Eukaryotic initiation factor eIF2B is a guanine nucleotide exchange protein involved in regulation of translation initiation. Phosphorylation of the ε-subunit is thought to be important in insulin-mediated changes in eIF2B activity. However, elucidation of insulin's action has proven elusive, primarily because eIF2Bε is a substrate in vitro for at least three different protein kinases. In the present study, we observed changes in eIF2Bε kinase activity only in those muscles previously shown to exhibit alterations in protein synthesis in response to insulin. Specifically, eIF2Bε kinase activity was increased in psoas muscle from diabetic rats compared to controls. Treating diabetic rats with insulin rapidly reduced eIF2Bε kinase activity below control values. Changes were not observed in heart. To identify the kinase(s) in psoas responsible for phosphorylating eIF2Bε, the wildtype and two variant forms of the ε-subunit were expressed in and purified from Sf9 insect cells, and were used as substrates in protein kinase assays. The first variant contained a point mutation in the eIF2Bε cDNA that converted the glycogen synthase kinase-3 (GSK-3) phosphorylation site, Ser535, to a nonphosphorylatable Ala residue. In the second variant, the putative GSK-3 'priming' site, Ser539, was converted to Asp. Based on the pattern of phosphorylation of the wildtype and two variant forms of eIF2Bε using casein kinase (CK)-I, CK-II, or GSK-3 as well as that observed with skeletal muscle extracts, we conclude that the predominant eIF2Bε kinase in psoas muscle is GSK-3. Thus, insulin-mediated changes in eIF2B activity are likely to involve GSK-3.

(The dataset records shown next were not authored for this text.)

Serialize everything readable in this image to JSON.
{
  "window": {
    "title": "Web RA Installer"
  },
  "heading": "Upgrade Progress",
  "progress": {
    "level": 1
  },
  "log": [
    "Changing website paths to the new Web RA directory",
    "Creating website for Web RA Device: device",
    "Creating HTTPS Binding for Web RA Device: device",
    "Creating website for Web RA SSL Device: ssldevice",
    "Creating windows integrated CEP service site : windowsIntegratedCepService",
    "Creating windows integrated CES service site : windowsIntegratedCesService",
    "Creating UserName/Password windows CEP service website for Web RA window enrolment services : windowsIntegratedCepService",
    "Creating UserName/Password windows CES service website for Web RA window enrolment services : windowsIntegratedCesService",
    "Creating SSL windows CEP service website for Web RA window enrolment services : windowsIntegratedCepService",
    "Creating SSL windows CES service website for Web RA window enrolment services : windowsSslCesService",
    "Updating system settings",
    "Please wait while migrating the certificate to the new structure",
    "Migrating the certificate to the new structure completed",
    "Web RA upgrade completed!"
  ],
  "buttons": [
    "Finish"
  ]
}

|Original language||English (US)|
|Number of pages||10|
|Journal||International Journal of Biochemistry and Cell Biology|
|State||Published - Jan 1999|
All Science Journal Classification (ASJC) codes
- Cell Biology